Task statement ▸ Restate all the data word for word, leaving nothing out.

Record set ▸
□ □ □ □ □

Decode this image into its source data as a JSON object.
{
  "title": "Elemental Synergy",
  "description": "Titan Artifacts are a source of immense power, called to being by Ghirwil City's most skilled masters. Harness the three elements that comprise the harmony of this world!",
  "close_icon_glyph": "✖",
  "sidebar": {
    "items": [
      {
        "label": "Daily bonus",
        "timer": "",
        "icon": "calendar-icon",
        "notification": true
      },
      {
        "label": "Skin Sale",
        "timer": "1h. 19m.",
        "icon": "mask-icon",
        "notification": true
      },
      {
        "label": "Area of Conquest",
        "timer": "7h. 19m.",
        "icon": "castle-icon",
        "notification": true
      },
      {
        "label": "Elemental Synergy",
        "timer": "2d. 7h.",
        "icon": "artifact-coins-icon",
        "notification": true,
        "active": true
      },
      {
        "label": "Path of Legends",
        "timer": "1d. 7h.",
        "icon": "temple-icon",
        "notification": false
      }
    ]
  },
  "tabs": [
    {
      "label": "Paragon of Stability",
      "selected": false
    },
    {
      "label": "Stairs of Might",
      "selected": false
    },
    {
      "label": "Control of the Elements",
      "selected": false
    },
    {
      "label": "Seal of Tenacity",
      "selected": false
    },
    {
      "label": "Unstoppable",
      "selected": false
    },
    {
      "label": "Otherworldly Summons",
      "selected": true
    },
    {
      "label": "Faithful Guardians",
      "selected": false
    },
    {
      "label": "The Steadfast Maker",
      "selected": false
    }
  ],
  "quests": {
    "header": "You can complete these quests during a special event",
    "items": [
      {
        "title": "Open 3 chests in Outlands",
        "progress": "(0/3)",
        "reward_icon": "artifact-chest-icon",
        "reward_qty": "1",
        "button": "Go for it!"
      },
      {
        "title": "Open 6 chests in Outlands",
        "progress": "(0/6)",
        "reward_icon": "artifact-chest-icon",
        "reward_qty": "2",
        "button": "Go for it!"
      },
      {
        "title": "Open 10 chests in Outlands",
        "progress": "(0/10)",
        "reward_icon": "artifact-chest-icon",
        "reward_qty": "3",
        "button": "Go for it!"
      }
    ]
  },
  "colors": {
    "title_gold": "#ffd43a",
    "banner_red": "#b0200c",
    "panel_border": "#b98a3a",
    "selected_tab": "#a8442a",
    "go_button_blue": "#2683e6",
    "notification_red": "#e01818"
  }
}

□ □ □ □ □

Response below ▸
Decode this image into its source data as a JSON object.
{
  "title": "Elemental Synergy",
  "description": "Titan Artifacts are a source of immense power, called to being by Ghirwil City's most skilled masters. Harness the three elements that comprise the harmony of this world!",
  "close_icon_glyph": "✖",
  "sidebar": {
    "items": [
      {
        "label": "Daily bonus",
        "timer": "",
        "icon": "calendar-icon",
        "notification": true
      },
      {
        "label": "Skin Sale",
        "timer": "1h. 19m.",
        "icon": "mask-icon",
        "notification": true
      },
      {
        "label": "Area of Conquest",
        "timer": "7h. 19m.",
        "icon": "castle-icon",
        "notification": true
      },
      {
        "label": "Elemental Synergy",
        "timer": "2d. 7h.",
        "icon": "artifact-coins-icon",
        "notification": true,
        "active": true
      },
      {
        "label": "Path of Legends",
        "timer": "1d. 7h.",
        "icon": "temple-icon",
        "notification": false
      }
    ]
  },
  "tabs": [
    {
      "label": "Paragon of Stability",
      "selected": false
    },
    {
      "label": "Stairs of Might",
      "selected": false
    },
    {
      "label": "Control of the Elements",
      "selected": false
    },
    {
      "label": "Seal of Tenacity",
      "selected": false
    },
    {
      "label": "Unstoppable",
      "selected": false
    },
    {
      "label": "Otherworldly Summons",
      "selected": true
    },
    {
      "label": "Faithful Guardians",
      "selected": false
    },
    {
      "label": "The Steadfast Maker",
      "selected": false
    }
  ],
  "quests": {
    "header": "You can complete these quests during a special event",
    "items": [
      {
        "title": "Open 3 chests in Outlands",
        "progress": "(0/3)",
        "reward_icon": "artifact-chest-icon",
        "reward_qty": "1",
        "button": "Go for it!"
      },
      {
        "title": "Open 6 chests in Outlands",
        "progress": "(0/6)",
        "reward_icon": "artifact-chest-icon",
        "reward_qty": "2",
        "button": "Go for it!"
      },
      {
        "title": "Open 10 chests in Outlands",
        "progress": "(0/10)",
        "reward_icon": "artifact-chest-icon",
        "reward_qty": "3",
        "button": "Go for it!"
      }
    ]
  },
  "colors": {
    "title_gold": "#ffd43a",
    "banner_red": "#b0200c",
    "panel_border": "#b98a3a",
    "selected_tab": "#a8442a",
    "go_button_blue": "#2683e6",
    "notification_red": "#e01818"
  }
}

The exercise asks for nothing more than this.